Streetsblog was there to document last night's talk

Last night New York City Transportation Commissioner Janette Sadik-Kahn visited Occidental College to school Los Angeles on how they improved transportation for New Yorkers. One big suggestion? Pilot programs.

It's not that pilot programs are new here in Los Angeles, but they certainly seem to take as long as any regular project. For example, it will be two years from City Council's approval of bicycle sharrows pilot program to the installation of them.

"I think that there is a tremendous political advantage with moving quickly on pilot programs," she told the audience. "Out of 8.4 million New Yorkers it turned out there were 8.4 million traffic engineers. Who knew, you know? Everyone's got an opinion and so you can always find people who can oppose these new ideas—everybody hates change—but when you do it and try it out as an experiment, it's very hard to argue with. So I would encourage the city to experiment with public spaces, experiment with bike lanes."

Damien Newton at Streetsblog adds: "If you try pilot programs and they don't work, there's no lasting harm. It's not like what we're doing [in L.A.] now is working wonderfully."

Newton also slams L.A.'s Department of Transportation General Manager, Rita Robinson. And we agree:

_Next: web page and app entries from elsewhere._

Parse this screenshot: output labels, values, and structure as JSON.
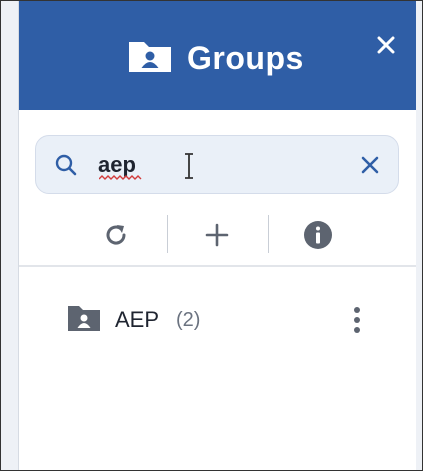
{
  "header": {
    "title": "Groups",
    "folder_icon": "folder-user-icon",
    "close_icon": "close-icon"
  },
  "search": {
    "value": "aep",
    "search_icon": "search-icon",
    "clear_icon": "clear-icon"
  },
  "toolbar": {
    "buttons": [
      {
        "icon": "refresh-icon"
      },
      {
        "icon": "plus-icon"
      },
      {
        "icon": "info-icon"
      }
    ]
  },
  "list": {
    "items": [
      {
        "name": "AEP",
        "count": "(2)",
        "icon": "folder-user-icon"
      }
    ]
  },
  "colors": {
    "header_bg": "#2f5ea6",
    "search_bg": "#eaf0f8",
    "icon_grey": "#5d6470",
    "accent": "#2f5ea6"
  }
}
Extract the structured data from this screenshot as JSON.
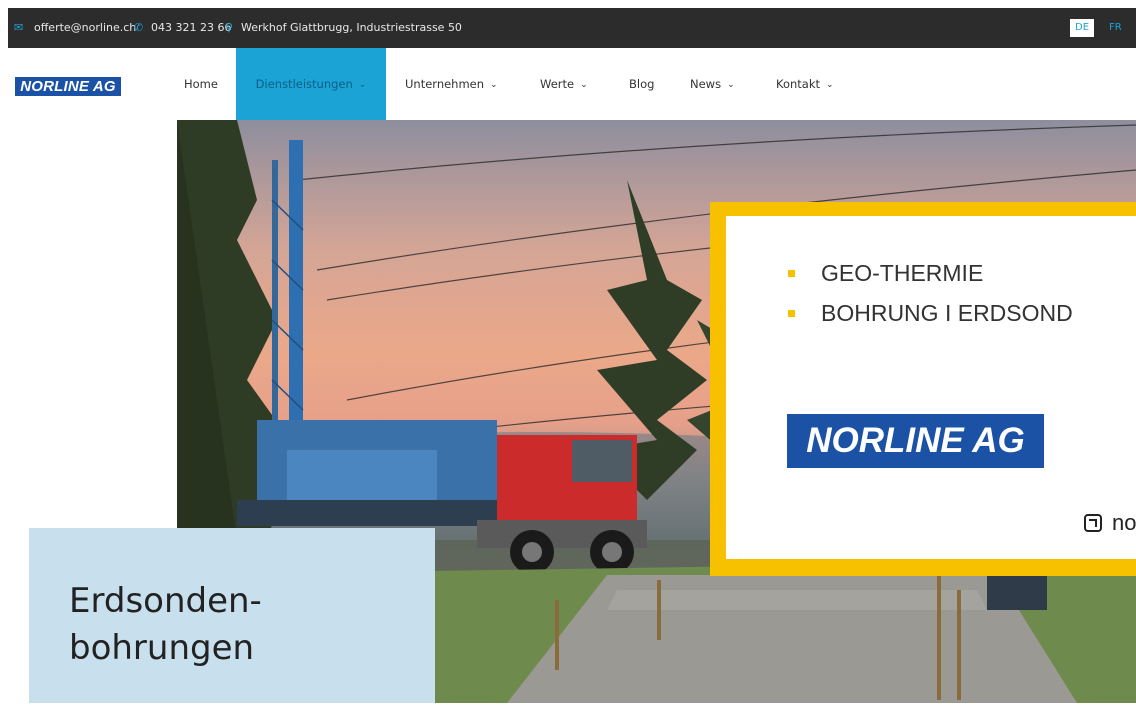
{
  "topbar": {
    "email_icon": "mail-icon",
    "email": "offerte@norline.ch",
    "phone_icon": "phone-icon",
    "phone": "043 321 23 66",
    "location_icon": "map-pin-icon",
    "address": "Werkhof Glattbrugg, Industriestrasse 50",
    "languages": [
      {
        "code": "DE",
        "active": true
      },
      {
        "code": "FR",
        "active": false
      }
    ]
  },
  "nav": {
    "logo_text": "NORLINE AG",
    "items": [
      {
        "label": "Home",
        "has_dropdown": false,
        "active": false
      },
      {
        "label": "Dienstleistungen",
        "has_dropdown": true,
        "active": true
      },
      {
        "label": "Unternehmen",
        "has_dropdown": true,
        "active": false
      },
      {
        "label": "Werte",
        "has_dropdown": true,
        "active": false
      },
      {
        "label": "Blog",
        "has_dropdown": false,
        "active": false
      },
      {
        "label": "News",
        "has_dropdown": true,
        "active": false
      },
      {
        "label": "Kontakt",
        "has_dropdown": true,
        "active": false
      }
    ],
    "caret": "⌄"
  },
  "hero": {
    "card": {
      "bullets": [
        "GEO-THERMIE",
        "BOHRUNG I ERDSOND"
      ],
      "logo_text": "NORLINE AG",
      "link_text": "no"
    },
    "title": "Erdsonden-\nbohrungen"
  },
  "colors": {
    "topbar_bg": "#2c2c2c",
    "accent_blue": "#1ba3d6",
    "brand_blue": "#1b52a6",
    "accent_yellow": "#f8c100",
    "title_box_bg": "#c8e0ee"
  }
}
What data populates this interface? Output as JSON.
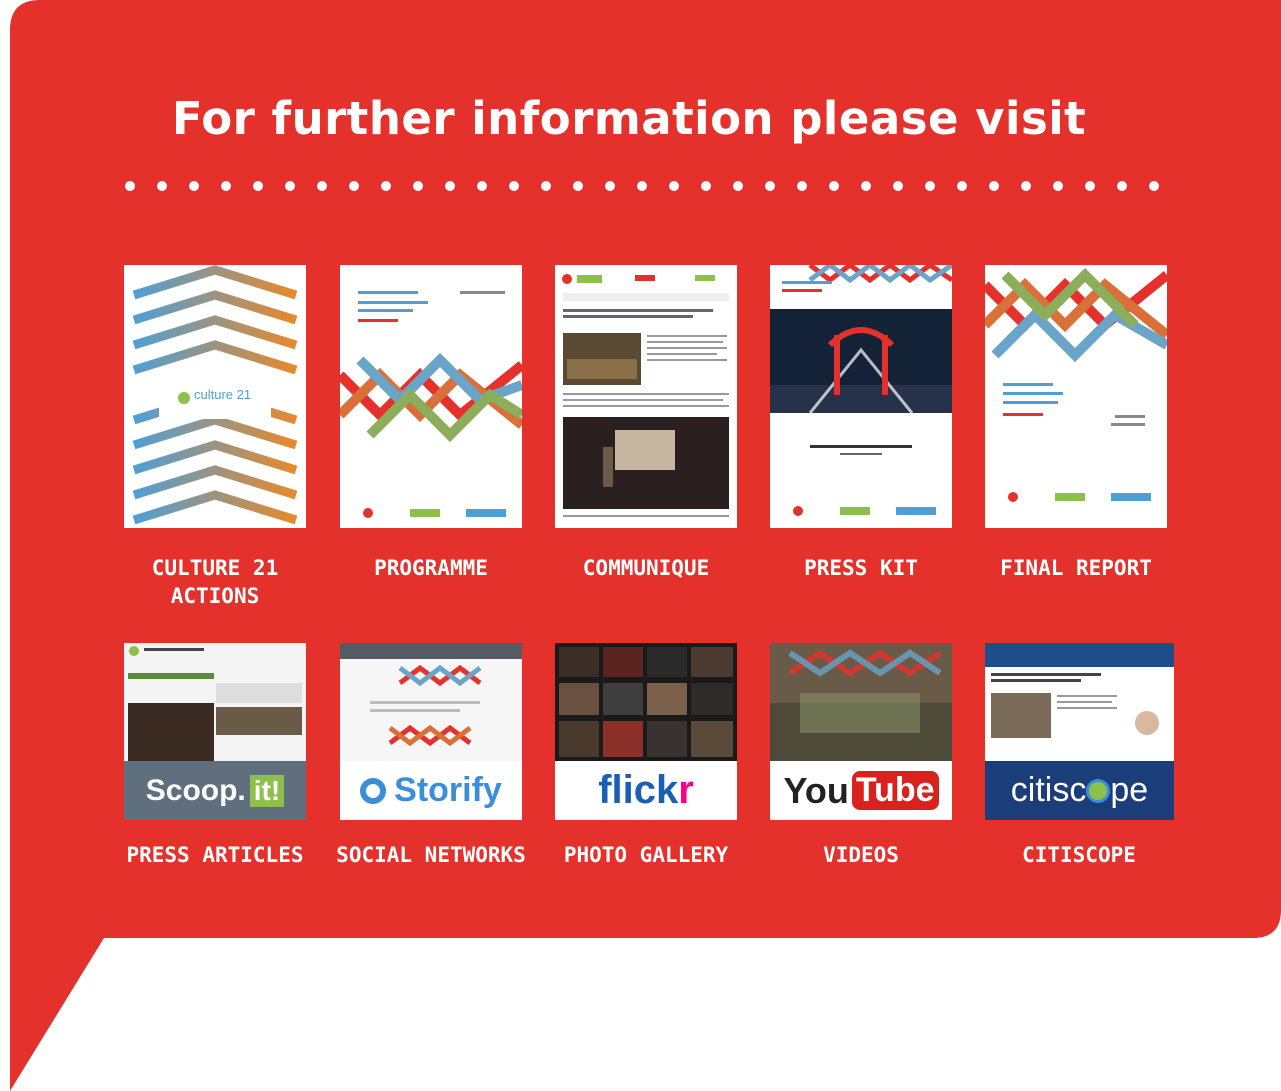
{
  "title": "For further information please visit",
  "colors": {
    "background": "#e4312b",
    "text": "#ffffff"
  },
  "documents": [
    {
      "label_line1": "CULTURE 21",
      "label_line2": "ACTIONS",
      "cover_text": "culture 21"
    },
    {
      "label_line1": "PROGRAMME",
      "label_line2": ""
    },
    {
      "label_line1": "COMMUNIQUE",
      "label_line2": ""
    },
    {
      "label_line1": "PRESS KIT",
      "label_line2": ""
    },
    {
      "label_line1": "FINAL REPORT",
      "label_line2": ""
    }
  ],
  "links": [
    {
      "label": "PRESS ARTICLES",
      "brand_a": "Scoop.",
      "brand_b": "it!"
    },
    {
      "label": "SOCIAL  NETWORKS",
      "brand": "Storify"
    },
    {
      "label": "PHOTO GALLERY",
      "brand_a": "flick",
      "brand_b": "r"
    },
    {
      "label": "VIDEOS",
      "brand_a": "You",
      "brand_b": "Tube"
    },
    {
      "label": "CITISCOPE",
      "brand_a": "citisc",
      "brand_b": "pe"
    }
  ]
}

And that's the main difference between the "new" NYCDOT and the "current" LADOT. While NYCDOT is constantly pushing the envelope, and seeing dramatic success in reducing car dependency; the LADOT has resisted all efforts to change business as usual. NYCDOT is concerned about moving people, LADOT seems more concerned about political gamesmanship and protecting their jobs and the failed status quo on our streets. This "goofus and gallant" comparison was in-part inspsiring and in-part depressing. All you have to do is compare Sadik-Khan's delighted boast that her department completed 2,000 hours of outreach to LADOT General Manager Rita Robinson's excuse making that her department can't afford to send representatives to Neighborhood Council meetings or properly staff Bike Advisory Committee meetings.